Your task:
When copying the data, keep every line exactly the same.

[Given information — start]

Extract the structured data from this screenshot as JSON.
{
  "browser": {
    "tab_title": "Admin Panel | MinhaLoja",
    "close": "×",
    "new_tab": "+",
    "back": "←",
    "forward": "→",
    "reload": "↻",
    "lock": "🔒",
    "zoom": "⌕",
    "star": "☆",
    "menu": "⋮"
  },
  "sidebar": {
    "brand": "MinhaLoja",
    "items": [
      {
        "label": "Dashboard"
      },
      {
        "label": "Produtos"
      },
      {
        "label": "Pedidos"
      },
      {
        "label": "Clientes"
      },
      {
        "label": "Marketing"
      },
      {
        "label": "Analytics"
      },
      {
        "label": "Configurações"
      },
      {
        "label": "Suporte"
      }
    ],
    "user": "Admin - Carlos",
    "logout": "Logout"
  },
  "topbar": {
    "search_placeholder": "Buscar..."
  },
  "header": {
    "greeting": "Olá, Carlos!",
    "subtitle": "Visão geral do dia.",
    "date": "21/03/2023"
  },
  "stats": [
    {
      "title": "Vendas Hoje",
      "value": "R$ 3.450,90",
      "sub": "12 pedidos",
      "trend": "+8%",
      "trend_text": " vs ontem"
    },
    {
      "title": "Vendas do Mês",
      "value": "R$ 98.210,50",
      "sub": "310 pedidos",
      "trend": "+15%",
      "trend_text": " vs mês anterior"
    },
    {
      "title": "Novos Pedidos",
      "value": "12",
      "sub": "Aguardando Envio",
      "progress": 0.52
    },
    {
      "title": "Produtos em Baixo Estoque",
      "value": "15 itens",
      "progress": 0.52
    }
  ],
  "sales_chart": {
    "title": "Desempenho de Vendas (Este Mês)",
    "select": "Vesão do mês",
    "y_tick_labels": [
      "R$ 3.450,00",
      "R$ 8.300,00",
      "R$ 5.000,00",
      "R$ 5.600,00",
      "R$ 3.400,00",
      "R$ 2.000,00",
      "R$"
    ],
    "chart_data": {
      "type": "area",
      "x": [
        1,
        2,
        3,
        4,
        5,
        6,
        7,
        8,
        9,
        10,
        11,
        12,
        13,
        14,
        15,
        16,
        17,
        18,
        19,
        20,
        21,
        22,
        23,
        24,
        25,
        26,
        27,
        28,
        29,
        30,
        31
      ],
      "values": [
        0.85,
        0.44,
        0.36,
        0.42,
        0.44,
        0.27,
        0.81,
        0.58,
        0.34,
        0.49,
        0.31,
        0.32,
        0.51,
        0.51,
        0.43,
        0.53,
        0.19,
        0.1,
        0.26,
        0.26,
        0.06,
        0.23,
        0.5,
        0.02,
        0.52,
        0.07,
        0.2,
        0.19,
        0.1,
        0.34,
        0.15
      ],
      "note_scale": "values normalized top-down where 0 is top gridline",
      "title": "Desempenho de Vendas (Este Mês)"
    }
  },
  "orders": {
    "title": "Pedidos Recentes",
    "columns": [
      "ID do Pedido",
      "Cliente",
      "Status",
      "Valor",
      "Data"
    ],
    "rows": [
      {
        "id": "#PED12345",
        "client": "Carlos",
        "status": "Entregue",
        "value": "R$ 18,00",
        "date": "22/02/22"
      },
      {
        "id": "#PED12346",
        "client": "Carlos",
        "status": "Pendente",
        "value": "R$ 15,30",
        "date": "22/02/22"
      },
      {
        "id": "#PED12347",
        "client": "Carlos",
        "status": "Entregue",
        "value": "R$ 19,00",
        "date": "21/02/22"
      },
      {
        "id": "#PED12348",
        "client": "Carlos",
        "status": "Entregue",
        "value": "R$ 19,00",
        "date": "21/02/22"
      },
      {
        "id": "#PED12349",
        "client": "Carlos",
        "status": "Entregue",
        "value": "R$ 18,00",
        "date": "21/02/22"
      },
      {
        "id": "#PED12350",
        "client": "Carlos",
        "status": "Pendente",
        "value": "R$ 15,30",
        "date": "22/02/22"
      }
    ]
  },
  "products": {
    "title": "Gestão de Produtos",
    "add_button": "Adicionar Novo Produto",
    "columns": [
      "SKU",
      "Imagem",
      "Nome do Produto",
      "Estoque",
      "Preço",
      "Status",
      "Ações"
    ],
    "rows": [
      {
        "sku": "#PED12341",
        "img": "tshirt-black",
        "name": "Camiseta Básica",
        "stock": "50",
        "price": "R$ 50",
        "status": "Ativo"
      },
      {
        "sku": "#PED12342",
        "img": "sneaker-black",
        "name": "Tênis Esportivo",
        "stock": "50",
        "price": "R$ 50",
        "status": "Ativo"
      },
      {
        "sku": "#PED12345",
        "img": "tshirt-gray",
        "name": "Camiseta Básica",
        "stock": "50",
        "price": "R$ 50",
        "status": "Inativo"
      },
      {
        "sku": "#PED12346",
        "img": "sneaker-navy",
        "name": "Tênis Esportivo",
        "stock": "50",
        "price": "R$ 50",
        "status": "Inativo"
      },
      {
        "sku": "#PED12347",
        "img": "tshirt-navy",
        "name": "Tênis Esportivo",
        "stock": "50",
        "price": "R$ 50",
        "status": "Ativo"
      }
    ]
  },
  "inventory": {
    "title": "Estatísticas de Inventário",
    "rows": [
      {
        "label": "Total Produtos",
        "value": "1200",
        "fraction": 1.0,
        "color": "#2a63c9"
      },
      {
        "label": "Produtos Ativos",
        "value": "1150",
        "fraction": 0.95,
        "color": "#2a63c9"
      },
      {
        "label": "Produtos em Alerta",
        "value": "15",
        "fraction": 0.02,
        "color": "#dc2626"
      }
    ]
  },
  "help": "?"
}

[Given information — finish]

Finished exercise:
Extract the structured data from this screenshot as JSON.
{
  "browser": {
    "tab_title": "Admin Panel | MinhaLoja",
    "close": "×",
    "new_tab": "+",
    "back": "←",
    "forward": "→",
    "reload": "↻",
    "lock": "🔒",
    "zoom": "⌕",
    "star": "☆",
    "menu": "⋮"
  },
  "sidebar": {
    "brand": "MinhaLoja",
    "items": [
      {
        "label": "Dashboard"
      },
      {
        "label": "Produtos"
      },
      {
        "label": "Pedidos"
      },
      {
        "label": "Clientes"
      },
      {
        "label": "Marketing"
      },
      {
        "label": "Analytics"
      },
      {
        "label": "Configurações"
      },
      {
        "label": "Suporte"
      }
    ],
    "user": "Admin - Carlos",
    "logout": "Logout"
  },
  "topbar": {
    "search_placeholder": "Buscar..."
  },
  "header": {
    "greeting": "Olá, Carlos!",
    "subtitle": "Visão geral do dia.",
    "date": "21/03/2023"
  },
  "stats": [
    {
      "title": "Vendas Hoje",
      "value": "R$ 3.450,90",
      "sub": "12 pedidos",
      "trend": "+8%",
      "trend_text": " vs ontem"
    },
    {
      "title": "Vendas do Mês",
      "value": "R$ 98.210,50",
      "sub": "310 pedidos",
      "trend": "+15%",
      "trend_text": " vs mês anterior"
    },
    {
      "title": "Novos Pedidos",
      "value": "12",
      "sub": "Aguardando Envio",
      "progress": 0.52
    },
    {
      "title": "Produtos em Baixo Estoque",
      "value": "15 itens",
      "progress": 0.52
    }
  ],
  "sales_chart": {
    "title": "Desempenho de Vendas (Este Mês)",
    "select": "Vesão do mês",
    "y_tick_labels": [
      "R$ 3.450,00",
      "R$ 8.300,00",
      "R$ 5.000,00",
      "R$ 5.600,00",
      "R$ 3.400,00",
      "R$ 2.000,00",
      "R$"
    ],
    "chart_data": {
      "type": "area",
      "x": [
        1,
        2,
        3,
        4,
        5,
        6,
        7,
        8,
        9,
        10,
        11,
        12,
        13,
        14,
        15,
        16,
        17,
        18,
        19,
        20,
        21,
        22,
        23,
        24,
        25,
        26,
        27,
        28,
        29,
        30,
        31
      ],
      "values": [
        0.85,
        0.44,
        0.36,
        0.42,
        0.44,
        0.27,
        0.81,
        0.58,
        0.34,
        0.49,
        0.31,
        0.32,
        0.51,
        0.51,
        0.43,
        0.53,
        0.19,
        0.1,
        0.26,
        0.26,
        0.06,
        0.23,
        0.5,
        0.02,
        0.52,
        0.07,
        0.2,
        0.19,
        0.1,
        0.34,
        0.15
      ],
      "note_scale": "values normalized top-down where 0 is top gridline",
      "title": "Desempenho de Vendas (Este Mês)"
    }
  },
  "orders": {
    "title": "Pedidos Recentes",
    "columns": [
      "ID do Pedido",
      "Cliente",
      "Status",
      "Valor",
      "Data"
    ],
    "rows": [
      {
        "id": "#PED12345",
        "client": "Carlos",
        "status": "Entregue",
        "value": "R$ 18,00",
        "date": "22/02/22"
      },
      {
        "id": "#PED12346",
        "client": "Carlos",
        "status": "Pendente",
        "value": "R$ 15,30",
        "date": "22/02/22"
      },
      {
        "id": "#PED12347",
        "client": "Carlos",
        "status": "Entregue",
        "value": "R$ 19,00",
        "date": "21/02/22"
      },
      {
        "id": "#PED12348",
        "client": "Carlos",
        "status": "Entregue",
        "value": "R$ 19,00",
        "date": "21/02/22"
      },
      {
        "id": "#PED12349",
        "client": "Carlos",
        "status": "Entregue",
        "value": "R$ 18,00",
        "date": "21/02/22"
      },
      {
        "id": "#PED12350",
        "client": "Carlos",
        "status": "Pendente",
        "value": "R$ 15,30",
        "date": "22/02/22"
      }
    ]
  },
  "products": {
    "title": "Gestão de Produtos",
    "add_button": "Adicionar Novo Produto",
    "columns": [
      "SKU",
      "Imagem",
      "Nome do Produto",
      "Estoque",
      "Preço",
      "Status",
      "Ações"
    ],
    "rows": [
      {
        "sku": "#PED12341",
        "img": "tshirt-black",
        "name": "Camiseta Básica",
        "stock": "50",
        "price": "R$ 50",
        "status": "Ativo"
      },
      {
        "sku": "#PED12342",
        "img": "sneaker-black",
        "name": "Tênis Esportivo",
        "stock": "50",
        "price": "R$ 50",
        "status": "Ativo"
      },
      {
        "sku": "#PED12345",
        "img": "tshirt-gray",
        "name": "Camiseta Básica",
        "stock": "50",
        "price": "R$ 50",
        "status": "Inativo"
      },
      {
        "sku": "#PED12346",
        "img": "sneaker-navy",
        "name": "Tênis Esportivo",
        "stock": "50",
        "price": "R$ 50",
        "status": "Inativo"
      },
      {
        "sku": "#PED12347",
        "img": "tshirt-navy",
        "name": "Tênis Esportivo",
        "stock": "50",
        "price": "R$ 50",
        "status": "Ativo"
      }
    ]
  },
  "inventory": {
    "title": "Estatísticas de Inventário",
    "rows": [
      {
        "label": "Total Produtos",
        "value": "1200",
        "fraction": 1.0,
        "color": "#2a63c9"
      },
      {
        "label": "Produtos Ativos",
        "value": "1150",
        "fraction": 0.95,
        "color": "#2a63c9"
      },
      {
        "label": "Produtos em Alerta",
        "value": "15",
        "fraction": 0.02,
        "color": "#dc2626"
      }
    ]
  },
  "help": "?"
}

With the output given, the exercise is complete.